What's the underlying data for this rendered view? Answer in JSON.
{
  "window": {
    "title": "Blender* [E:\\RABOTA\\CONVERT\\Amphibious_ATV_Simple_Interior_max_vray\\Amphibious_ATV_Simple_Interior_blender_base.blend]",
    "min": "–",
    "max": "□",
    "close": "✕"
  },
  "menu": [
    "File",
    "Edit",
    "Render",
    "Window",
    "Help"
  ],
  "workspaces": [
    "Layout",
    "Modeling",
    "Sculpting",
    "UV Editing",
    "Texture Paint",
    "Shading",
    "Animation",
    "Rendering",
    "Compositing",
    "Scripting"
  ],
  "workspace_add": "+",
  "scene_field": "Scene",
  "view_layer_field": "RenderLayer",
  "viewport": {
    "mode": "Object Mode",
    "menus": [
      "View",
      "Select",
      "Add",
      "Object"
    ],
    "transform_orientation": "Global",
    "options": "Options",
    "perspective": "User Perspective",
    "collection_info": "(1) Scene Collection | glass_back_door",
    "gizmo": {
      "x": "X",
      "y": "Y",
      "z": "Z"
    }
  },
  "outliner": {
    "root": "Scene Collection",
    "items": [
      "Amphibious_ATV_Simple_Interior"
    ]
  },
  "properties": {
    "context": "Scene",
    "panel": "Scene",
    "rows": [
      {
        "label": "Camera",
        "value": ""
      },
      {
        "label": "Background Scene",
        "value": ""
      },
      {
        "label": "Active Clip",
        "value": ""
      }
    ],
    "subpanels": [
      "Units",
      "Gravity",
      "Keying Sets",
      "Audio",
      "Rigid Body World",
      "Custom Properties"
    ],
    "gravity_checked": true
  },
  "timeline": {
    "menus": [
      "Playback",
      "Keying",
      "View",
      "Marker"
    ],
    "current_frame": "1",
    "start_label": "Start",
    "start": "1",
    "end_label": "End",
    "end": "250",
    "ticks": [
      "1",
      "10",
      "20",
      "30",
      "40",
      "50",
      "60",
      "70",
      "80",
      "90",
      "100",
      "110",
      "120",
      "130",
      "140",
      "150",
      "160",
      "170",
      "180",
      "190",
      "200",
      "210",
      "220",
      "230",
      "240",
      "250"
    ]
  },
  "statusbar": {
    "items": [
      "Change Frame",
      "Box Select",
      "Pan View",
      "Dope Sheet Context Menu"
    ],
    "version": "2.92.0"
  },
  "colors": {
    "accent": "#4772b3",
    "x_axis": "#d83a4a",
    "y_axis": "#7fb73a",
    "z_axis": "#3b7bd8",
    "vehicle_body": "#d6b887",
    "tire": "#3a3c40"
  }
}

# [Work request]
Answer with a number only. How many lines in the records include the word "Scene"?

# [Answer to this exercise]
6